Task brief – Return each entry exactly, with none missing.

The records Block Start

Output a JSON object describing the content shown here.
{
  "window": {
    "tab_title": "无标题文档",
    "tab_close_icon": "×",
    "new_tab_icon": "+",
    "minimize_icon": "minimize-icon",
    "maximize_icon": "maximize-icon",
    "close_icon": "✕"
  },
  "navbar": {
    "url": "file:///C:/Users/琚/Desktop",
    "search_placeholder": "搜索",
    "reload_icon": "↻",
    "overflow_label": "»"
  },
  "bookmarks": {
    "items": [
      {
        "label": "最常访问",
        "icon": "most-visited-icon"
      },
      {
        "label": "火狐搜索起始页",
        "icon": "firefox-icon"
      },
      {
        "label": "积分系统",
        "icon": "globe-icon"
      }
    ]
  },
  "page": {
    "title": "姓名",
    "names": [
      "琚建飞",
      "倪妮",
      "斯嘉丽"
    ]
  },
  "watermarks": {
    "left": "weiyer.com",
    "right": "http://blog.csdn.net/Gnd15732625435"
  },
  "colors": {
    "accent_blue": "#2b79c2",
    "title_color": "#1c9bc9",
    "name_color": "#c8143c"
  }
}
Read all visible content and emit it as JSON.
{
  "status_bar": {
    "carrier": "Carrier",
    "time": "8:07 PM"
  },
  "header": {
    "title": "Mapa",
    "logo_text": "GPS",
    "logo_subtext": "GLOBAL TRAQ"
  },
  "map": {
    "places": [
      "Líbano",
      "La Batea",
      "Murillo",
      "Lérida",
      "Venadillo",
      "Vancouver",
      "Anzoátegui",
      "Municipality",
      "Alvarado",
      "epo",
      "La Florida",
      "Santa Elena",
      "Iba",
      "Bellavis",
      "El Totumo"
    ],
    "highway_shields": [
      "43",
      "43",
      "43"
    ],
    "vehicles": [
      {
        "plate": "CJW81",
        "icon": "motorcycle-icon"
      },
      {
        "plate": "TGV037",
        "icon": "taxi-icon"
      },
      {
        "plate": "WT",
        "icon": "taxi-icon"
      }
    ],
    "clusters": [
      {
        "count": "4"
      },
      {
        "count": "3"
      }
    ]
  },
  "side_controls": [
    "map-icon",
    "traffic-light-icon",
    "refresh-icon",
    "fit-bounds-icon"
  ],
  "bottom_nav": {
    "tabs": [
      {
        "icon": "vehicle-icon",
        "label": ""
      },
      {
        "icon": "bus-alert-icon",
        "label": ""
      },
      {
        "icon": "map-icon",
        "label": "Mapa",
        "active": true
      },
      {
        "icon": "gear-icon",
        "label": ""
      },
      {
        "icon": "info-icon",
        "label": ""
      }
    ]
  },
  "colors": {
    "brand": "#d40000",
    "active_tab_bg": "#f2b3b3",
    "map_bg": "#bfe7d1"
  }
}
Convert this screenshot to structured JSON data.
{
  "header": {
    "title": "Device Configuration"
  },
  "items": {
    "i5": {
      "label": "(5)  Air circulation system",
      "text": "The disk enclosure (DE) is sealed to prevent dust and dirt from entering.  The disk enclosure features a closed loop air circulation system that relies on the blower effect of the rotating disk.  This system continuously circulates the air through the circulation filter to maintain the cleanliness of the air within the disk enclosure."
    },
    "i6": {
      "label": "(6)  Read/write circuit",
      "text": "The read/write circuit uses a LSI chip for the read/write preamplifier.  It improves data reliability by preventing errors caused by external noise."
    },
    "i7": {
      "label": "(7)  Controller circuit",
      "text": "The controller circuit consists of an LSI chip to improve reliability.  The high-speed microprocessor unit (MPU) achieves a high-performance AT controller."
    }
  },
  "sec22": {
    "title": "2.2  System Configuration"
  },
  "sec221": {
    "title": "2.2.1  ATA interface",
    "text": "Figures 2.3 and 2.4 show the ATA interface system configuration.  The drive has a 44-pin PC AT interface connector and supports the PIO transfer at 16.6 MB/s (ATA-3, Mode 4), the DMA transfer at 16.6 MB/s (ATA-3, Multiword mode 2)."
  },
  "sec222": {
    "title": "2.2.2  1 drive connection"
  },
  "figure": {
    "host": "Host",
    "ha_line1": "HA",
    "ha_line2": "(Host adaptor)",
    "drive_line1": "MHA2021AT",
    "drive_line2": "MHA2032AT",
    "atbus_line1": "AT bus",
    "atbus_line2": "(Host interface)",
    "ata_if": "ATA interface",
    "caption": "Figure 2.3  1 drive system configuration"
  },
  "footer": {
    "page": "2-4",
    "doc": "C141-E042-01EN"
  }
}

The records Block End

Response to this exercise –
Output a JSON object describing the content shown here.
{
  "window": {
    "tab_title": "无标题文档",
    "tab_close_icon": "×",
    "new_tab_icon": "+",
    "minimize_icon": "minimize-icon",
    "maximize_icon": "maximize-icon",
    "close_icon": "✕"
  },
  "navbar": {
    "url": "file:///C:/Users/琚/Desktop",
    "search_placeholder": "搜索",
    "reload_icon": "↻",
    "overflow_label": "»"
  },
  "bookmarks": {
    "items": [
      {
        "label": "最常访问",
        "icon": "most-visited-icon"
      },
      {
        "label": "火狐搜索起始页",
        "icon": "firefox-icon"
      },
      {
        "label": "积分系统",
        "icon": "globe-icon"
      }
    ]
  },
  "page": {
    "title": "姓名",
    "names": [
      "琚建飞",
      "倪妮",
      "斯嘉丽"
    ]
  },
  "watermarks": {
    "left": "weiyer.com",
    "right": "http://blog.csdn.net/Gnd15732625435"
  },
  "colors": {
    "accent_blue": "#2b79c2",
    "title_color": "#1c9bc9",
    "name_color": "#c8143c"
  }
}
Read all visible content and emit it as JSON.
{
  "status_bar": {
    "carrier": "Carrier",
    "time": "8:07 PM"
  },
  "header": {
    "title": "Mapa",
    "logo_text": "GPS",
    "logo_subtext": "GLOBAL TRAQ"
  },
  "map": {
    "places": [
      "Líbano",
      "La Batea",
      "Murillo",
      "Lérida",
      "Venadillo",
      "Vancouver",
      "Anzoátegui",
      "Municipality",
      "Alvarado",
      "epo",
      "La Florida",
      "Santa Elena",
      "Iba",
      "Bellavis",
      "El Totumo"
    ],
    "highway_shields": [
      "43",
      "43",
      "43"
    ],
    "vehicles": [
      {
        "plate": "CJW81",
        "icon": "motorcycle-icon"
      },
      {
        "plate": "TGV037",
        "icon": "taxi-icon"
      },
      {
        "plate": "WT",
        "icon": "taxi-icon"
      }
    ],
    "clusters": [
      {
        "count": "4"
      },
      {
        "count": "3"
      }
    ]
  },
  "side_controls": [
    "map-icon",
    "traffic-light-icon",
    "refresh-icon",
    "fit-bounds-icon"
  ],
  "bottom_nav": {
    "tabs": [
      {
        "icon": "vehicle-icon",
        "label": ""
      },
      {
        "icon": "bus-alert-icon",
        "label": ""
      },
      {
        "icon": "map-icon",
        "label": "Mapa",
        "active": true
      },
      {
        "icon": "gear-icon",
        "label": ""
      },
      {
        "icon": "info-icon",
        "label": ""
      }
    ]
  },
  "colors": {
    "brand": "#d40000",
    "active_tab_bg": "#f2b3b3",
    "map_bg": "#bfe7d1"
  }
}
Convert this screenshot to structured JSON data.
{
  "header": {
    "title": "Device Configuration"
  },
  "items": {
    "i5": {
      "label": "(5)  Air circulation system",
      "text": "The disk enclosure (DE) is sealed to prevent dust and dirt from entering.  The disk enclosure features a closed loop air circulation system that relies on the blower effect of the rotating disk.  This system continuously circulates the air through the circulation filter to maintain the cleanliness of the air within the disk enclosure."
    },
    "i6": {
      "label": "(6)  Read/write circuit",
      "text": "The read/write circuit uses a LSI chip for the read/write preamplifier.  It improves data reliability by preventing errors caused by external noise."
    },
    "i7": {
      "label": "(7)  Controller circuit",
      "text": "The controller circuit consists of an LSI chip to improve reliability.  The high-speed microprocessor unit (MPU) achieves a high-performance AT controller."
    }
  },
  "sec22": {
    "title": "2.2  System Configuration"
  },
  "sec221": {
    "title": "2.2.1  ATA interface",
    "text": "Figures 2.3 and 2.4 show the ATA interface system configuration.  The drive has a 44-pin PC AT interface connector and supports the PIO transfer at 16.6 MB/s (ATA-3, Mode 4), the DMA transfer at 16.6 MB/s (ATA-3, Multiword mode 2)."
  },
  "sec222": {
    "title": "2.2.2  1 drive connection"
  },
  "figure": {
    "host": "Host",
    "ha_line1": "HA",
    "ha_line2": "(Host adaptor)",
    "drive_line1": "MHA2021AT",
    "drive_line2": "MHA2032AT",
    "atbus_line1": "AT bus",
    "atbus_line2": "(Host interface)",
    "ata_if": "ATA interface",
    "caption": "Figure 2.3  1 drive system configuration"
  },
  "footer": {
    "page": "2-4",
    "doc": "C141-E042-01EN"
  }
}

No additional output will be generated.